-- What you will do --
Repeat the data exactly, with every line included.

....

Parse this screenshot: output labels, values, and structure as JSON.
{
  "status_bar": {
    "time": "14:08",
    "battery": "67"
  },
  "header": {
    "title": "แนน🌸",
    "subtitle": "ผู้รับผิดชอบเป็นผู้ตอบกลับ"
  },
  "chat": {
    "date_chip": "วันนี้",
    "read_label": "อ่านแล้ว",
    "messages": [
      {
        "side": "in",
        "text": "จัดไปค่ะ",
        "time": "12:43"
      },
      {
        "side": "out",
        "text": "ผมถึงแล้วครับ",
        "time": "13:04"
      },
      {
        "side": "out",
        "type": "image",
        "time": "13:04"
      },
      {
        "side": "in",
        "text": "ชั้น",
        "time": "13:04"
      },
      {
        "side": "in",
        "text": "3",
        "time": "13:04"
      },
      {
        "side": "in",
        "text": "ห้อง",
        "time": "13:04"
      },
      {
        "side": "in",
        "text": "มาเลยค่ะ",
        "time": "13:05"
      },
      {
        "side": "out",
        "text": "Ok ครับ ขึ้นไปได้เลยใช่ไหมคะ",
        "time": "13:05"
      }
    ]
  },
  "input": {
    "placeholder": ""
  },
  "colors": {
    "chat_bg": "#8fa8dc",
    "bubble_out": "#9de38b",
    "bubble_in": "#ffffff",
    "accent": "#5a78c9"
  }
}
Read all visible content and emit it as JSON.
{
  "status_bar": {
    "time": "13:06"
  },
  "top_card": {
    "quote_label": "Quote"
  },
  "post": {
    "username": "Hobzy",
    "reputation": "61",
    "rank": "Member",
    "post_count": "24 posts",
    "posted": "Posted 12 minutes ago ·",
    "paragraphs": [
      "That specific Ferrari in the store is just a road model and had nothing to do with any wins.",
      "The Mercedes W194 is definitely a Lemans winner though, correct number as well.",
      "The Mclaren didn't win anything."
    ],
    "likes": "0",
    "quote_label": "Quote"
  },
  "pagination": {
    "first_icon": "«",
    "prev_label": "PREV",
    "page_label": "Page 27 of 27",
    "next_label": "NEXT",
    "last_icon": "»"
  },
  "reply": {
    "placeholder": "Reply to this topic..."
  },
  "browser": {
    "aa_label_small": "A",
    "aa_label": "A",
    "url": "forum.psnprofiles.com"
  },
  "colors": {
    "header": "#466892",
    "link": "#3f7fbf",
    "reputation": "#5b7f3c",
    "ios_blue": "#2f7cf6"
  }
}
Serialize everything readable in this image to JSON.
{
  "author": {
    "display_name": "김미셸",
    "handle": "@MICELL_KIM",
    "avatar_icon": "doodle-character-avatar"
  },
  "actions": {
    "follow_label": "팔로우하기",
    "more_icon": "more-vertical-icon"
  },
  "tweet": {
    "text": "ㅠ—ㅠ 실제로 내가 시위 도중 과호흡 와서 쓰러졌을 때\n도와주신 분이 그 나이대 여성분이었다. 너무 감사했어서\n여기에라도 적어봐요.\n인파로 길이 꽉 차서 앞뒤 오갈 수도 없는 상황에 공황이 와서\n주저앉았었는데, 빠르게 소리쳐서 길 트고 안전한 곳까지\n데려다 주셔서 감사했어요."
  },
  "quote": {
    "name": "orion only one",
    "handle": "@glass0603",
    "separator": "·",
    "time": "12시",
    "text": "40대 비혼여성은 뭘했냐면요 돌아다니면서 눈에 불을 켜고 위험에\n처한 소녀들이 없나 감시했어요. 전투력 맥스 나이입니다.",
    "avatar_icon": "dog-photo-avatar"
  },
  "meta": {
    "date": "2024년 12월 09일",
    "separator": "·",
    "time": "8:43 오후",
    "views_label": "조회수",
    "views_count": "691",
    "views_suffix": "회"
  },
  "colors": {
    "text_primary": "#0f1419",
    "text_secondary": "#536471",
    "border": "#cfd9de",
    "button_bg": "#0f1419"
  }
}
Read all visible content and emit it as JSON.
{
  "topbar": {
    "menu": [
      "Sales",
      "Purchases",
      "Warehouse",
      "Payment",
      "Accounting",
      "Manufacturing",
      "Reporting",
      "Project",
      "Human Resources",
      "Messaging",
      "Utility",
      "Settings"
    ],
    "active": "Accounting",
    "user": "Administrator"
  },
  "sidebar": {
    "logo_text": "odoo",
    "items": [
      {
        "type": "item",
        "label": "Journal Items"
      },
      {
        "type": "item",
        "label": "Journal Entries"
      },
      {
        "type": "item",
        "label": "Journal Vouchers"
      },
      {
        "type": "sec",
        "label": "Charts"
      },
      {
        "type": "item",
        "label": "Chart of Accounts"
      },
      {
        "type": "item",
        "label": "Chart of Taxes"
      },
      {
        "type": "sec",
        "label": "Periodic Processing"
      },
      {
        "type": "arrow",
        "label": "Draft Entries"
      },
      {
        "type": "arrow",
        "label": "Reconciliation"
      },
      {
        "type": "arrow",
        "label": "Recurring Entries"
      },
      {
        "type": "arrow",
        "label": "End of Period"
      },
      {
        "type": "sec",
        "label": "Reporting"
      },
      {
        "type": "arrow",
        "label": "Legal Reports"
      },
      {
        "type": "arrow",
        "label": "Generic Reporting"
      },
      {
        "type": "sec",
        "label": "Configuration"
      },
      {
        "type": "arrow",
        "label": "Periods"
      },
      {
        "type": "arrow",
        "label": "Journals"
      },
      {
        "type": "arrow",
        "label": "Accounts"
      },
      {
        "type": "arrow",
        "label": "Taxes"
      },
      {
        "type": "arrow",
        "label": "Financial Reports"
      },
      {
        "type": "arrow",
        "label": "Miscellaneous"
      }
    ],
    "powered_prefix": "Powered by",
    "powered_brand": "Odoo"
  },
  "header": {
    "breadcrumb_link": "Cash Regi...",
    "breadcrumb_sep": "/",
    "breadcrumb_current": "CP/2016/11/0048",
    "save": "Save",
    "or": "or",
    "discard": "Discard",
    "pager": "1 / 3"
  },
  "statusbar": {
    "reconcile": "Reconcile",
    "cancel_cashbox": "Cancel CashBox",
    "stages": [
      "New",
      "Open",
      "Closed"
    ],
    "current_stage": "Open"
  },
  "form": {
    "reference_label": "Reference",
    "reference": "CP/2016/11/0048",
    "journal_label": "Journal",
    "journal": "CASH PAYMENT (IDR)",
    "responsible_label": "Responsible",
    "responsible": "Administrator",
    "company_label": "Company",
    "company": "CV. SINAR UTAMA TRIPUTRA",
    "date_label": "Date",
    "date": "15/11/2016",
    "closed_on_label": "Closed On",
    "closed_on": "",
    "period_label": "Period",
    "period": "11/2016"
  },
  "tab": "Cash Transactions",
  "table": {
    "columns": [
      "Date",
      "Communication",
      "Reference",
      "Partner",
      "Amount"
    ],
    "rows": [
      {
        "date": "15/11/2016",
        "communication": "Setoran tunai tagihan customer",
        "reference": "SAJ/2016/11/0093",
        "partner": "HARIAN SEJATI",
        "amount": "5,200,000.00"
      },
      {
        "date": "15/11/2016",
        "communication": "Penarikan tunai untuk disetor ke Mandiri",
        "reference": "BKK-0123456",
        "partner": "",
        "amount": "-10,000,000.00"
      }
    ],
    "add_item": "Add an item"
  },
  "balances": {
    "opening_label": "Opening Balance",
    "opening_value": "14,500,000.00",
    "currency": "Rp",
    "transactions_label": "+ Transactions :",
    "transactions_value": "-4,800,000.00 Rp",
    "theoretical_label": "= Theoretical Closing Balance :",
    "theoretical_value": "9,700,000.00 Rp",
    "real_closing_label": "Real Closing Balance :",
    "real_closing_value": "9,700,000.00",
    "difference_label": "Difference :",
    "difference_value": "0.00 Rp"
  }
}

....

-- Solution below --
Parse this screenshot: output labels, values, and structure as JSON.
{
  "status_bar": {
    "time": "14:08",
    "battery": "67"
  },
  "header": {
    "title": "แนน🌸",
    "subtitle": "ผู้รับผิดชอบเป็นผู้ตอบกลับ"
  },
  "chat": {
    "date_chip": "วันนี้",
    "read_label": "อ่านแล้ว",
    "messages": [
      {
        "side": "in",
        "text": "จัดไปค่ะ",
        "time": "12:43"
      },
      {
        "side": "out",
        "text": "ผมถึงแล้วครับ",
        "time": "13:04"
      },
      {
        "side": "out",
        "type": "image",
        "time": "13:04"
      },
      {
        "side": "in",
        "text": "ชั้น",
        "time": "13:04"
      },
      {
        "side": "in",
        "text": "3",
        "time": "13:04"
      },
      {
        "side": "in",
        "text": "ห้อง",
        "time": "13:04"
      },
      {
        "side": "in",
        "text": "มาเลยค่ะ",
        "time": "13:05"
      },
      {
        "side": "out",
        "text": "Ok ครับ ขึ้นไปได้เลยใช่ไหมคะ",
        "time": "13:05"
      }
    ]
  },
  "input": {
    "placeholder": ""
  },
  "colors": {
    "chat_bg": "#8fa8dc",
    "bubble_out": "#9de38b",
    "bubble_in": "#ffffff",
    "accent": "#5a78c9"
  }
}
Read all visible content and emit it as JSON.
{
  "status_bar": {
    "time": "13:06"
  },
  "top_card": {
    "quote_label": "Quote"
  },
  "post": {
    "username": "Hobzy",
    "reputation": "61",
    "rank": "Member",
    "post_count": "24 posts",
    "posted": "Posted 12 minutes ago ·",
    "paragraphs": [
      "That specific Ferrari in the store is just a road model and had nothing to do with any wins.",
      "The Mercedes W194 is definitely a Lemans winner though, correct number as well.",
      "The Mclaren didn't win anything."
    ],
    "likes": "0",
    "quote_label": "Quote"
  },
  "pagination": {
    "first_icon": "«",
    "prev_label": "PREV",
    "page_label": "Page 27 of 27",
    "next_label": "NEXT",
    "last_icon": "»"
  },
  "reply": {
    "placeholder": "Reply to this topic..."
  },
  "browser": {
    "aa_label_small": "A",
    "aa_label": "A",
    "url": "forum.psnprofiles.com"
  },
  "colors": {
    "header": "#466892",
    "link": "#3f7fbf",
    "reputation": "#5b7f3c",
    "ios_blue": "#2f7cf6"
  }
}
Serialize everything readable in this image to JSON.
{
  "author": {
    "display_name": "김미셸",
    "handle": "@MICELL_KIM",
    "avatar_icon": "doodle-character-avatar"
  },
  "actions": {
    "follow_label": "팔로우하기",
    "more_icon": "more-vertical-icon"
  },
  "tweet": {
    "text": "ㅠ—ㅠ 실제로 내가 시위 도중 과호흡 와서 쓰러졌을 때\n도와주신 분이 그 나이대 여성분이었다. 너무 감사했어서\n여기에라도 적어봐요.\n인파로 길이 꽉 차서 앞뒤 오갈 수도 없는 상황에 공황이 와서\n주저앉았었는데, 빠르게 소리쳐서 길 트고 안전한 곳까지\n데려다 주셔서 감사했어요."
  },
  "quote": {
    "name": "orion only one",
    "handle": "@glass0603",
    "separator": "·",
    "time": "12시",
    "text": "40대 비혼여성은 뭘했냐면요 돌아다니면서 눈에 불을 켜고 위험에\n처한 소녀들이 없나 감시했어요. 전투력 맥스 나이입니다.",
    "avatar_icon": "dog-photo-avatar"
  },
  "meta": {
    "date": "2024년 12월 09일",
    "separator": "·",
    "time": "8:43 오후",
    "views_label": "조회수",
    "views_count": "691",
    "views_suffix": "회"
  },
  "colors": {
    "text_primary": "#0f1419",
    "text_secondary": "#536471",
    "border": "#cfd9de",
    "button_bg": "#0f1419"
  }
}
Read all visible content and emit it as JSON.
{
  "topbar": {
    "menu": [
      "Sales",
      "Purchases",
      "Warehouse",
      "Payment",
      "Accounting",
      "Manufacturing",
      "Reporting",
      "Project",
      "Human Resources",
      "Messaging",
      "Utility",
      "Settings"
    ],
    "active": "Accounting",
    "user": "Administrator"
  },
  "sidebar": {
    "logo_text": "odoo",
    "items": [
      {
        "type": "item",
        "label": "Journal Items"
      },
      {
        "type": "item",
        "label": "Journal Entries"
      },
      {
        "type": "item",
        "label": "Journal Vouchers"
      },
      {
        "type": "sec",
        "label": "Charts"
      },
      {
        "type": "item",
        "label": "Chart of Accounts"
      },
      {
        "type": "item",
        "label": "Chart of Taxes"
      },
      {
        "type": "sec",
        "label": "Periodic Processing"
      },
      {
        "type": "arrow",
        "label": "Draft Entries"
      },
      {
        "type": "arrow",
        "label": "Reconciliation"
      },
      {
        "type": "arrow",
        "label": "Recurring Entries"
      },
      {
        "type": "arrow",
        "label": "End of Period"
      },
      {
        "type": "sec",
        "label": "Reporting"
      },
      {
        "type": "arrow",
        "label": "Legal Reports"
      },
      {
        "type": "arrow",
        "label": "Generic Reporting"
      },
      {
        "type": "sec",
        "label": "Configuration"
      },
      {
        "type": "arrow",
        "label": "Periods"
      },
      {
        "type": "arrow",
        "label": "Journals"
      },
      {
        "type": "arrow",
        "label": "Accounts"
      },
      {
        "type": "arrow",
        "label": "Taxes"
      },
      {
        "type": "arrow",
        "label": "Financial Reports"
      },
      {
        "type": "arrow",
        "label": "Miscellaneous"
      }
    ],
    "powered_prefix": "Powered by",
    "powered_brand": "Odoo"
  },
  "header": {
    "breadcrumb_link": "Cash Regi...",
    "breadcrumb_sep": "/",
    "breadcrumb_current": "CP/2016/11/0048",
    "save": "Save",
    "or": "or",
    "discard": "Discard",
    "pager": "1 / 3"
  },
  "statusbar": {
    "reconcile": "Reconcile",
    "cancel_cashbox": "Cancel CashBox",
    "stages": [
      "New",
      "Open",
      "Closed"
    ],
    "current_stage": "Open"
  },
  "form": {
    "reference_label": "Reference",
    "reference": "CP/2016/11/0048",
    "journal_label": "Journal",
    "journal": "CASH PAYMENT (IDR)",
    "responsible_label": "Responsible",
    "responsible": "Administrator",
    "company_label": "Company",
    "company": "CV. SINAR UTAMA TRIPUTRA",
    "date_label": "Date",
    "date": "15/11/2016",
    "closed_on_label": "Closed On",
    "closed_on": "",
    "period_label": "Period",
    "period": "11/2016"
  },
  "tab": "Cash Transactions",
  "table": {
    "columns": [
      "Date",
      "Communication",
      "Reference",
      "Partner",
      "Amount"
    ],
    "rows": [
      {
        "date": "15/11/2016",
        "communication": "Setoran tunai tagihan customer",
        "reference": "SAJ/2016/11/0093",
        "partner": "HARIAN SEJATI",
        "amount": "5,200,000.00"
      },
      {
        "date": "15/11/2016",
        "communication": "Penarikan tunai untuk disetor ke Mandiri",
        "reference": "BKK-0123456",
        "partner": "",
        "amount": "-10,000,000.00"
      }
    ],
    "add_item": "Add an item"
  },
  "balances": {
    "opening_label": "Opening Balance",
    "opening_value": "14,500,000.00",
    "currency": "Rp",
    "transactions_label": "+ Transactions :",
    "transactions_value": "-4,800,000.00 Rp",
    "theoretical_label": "= Theoretical Closing Balance :",
    "theoretical_value": "9,700,000.00 Rp",
    "real_closing_label": "Real Closing Balance :",
    "real_closing_value": "9,700,000.00",
    "difference_label": "Difference :",
    "difference_value": "0.00 Rp"
  }
}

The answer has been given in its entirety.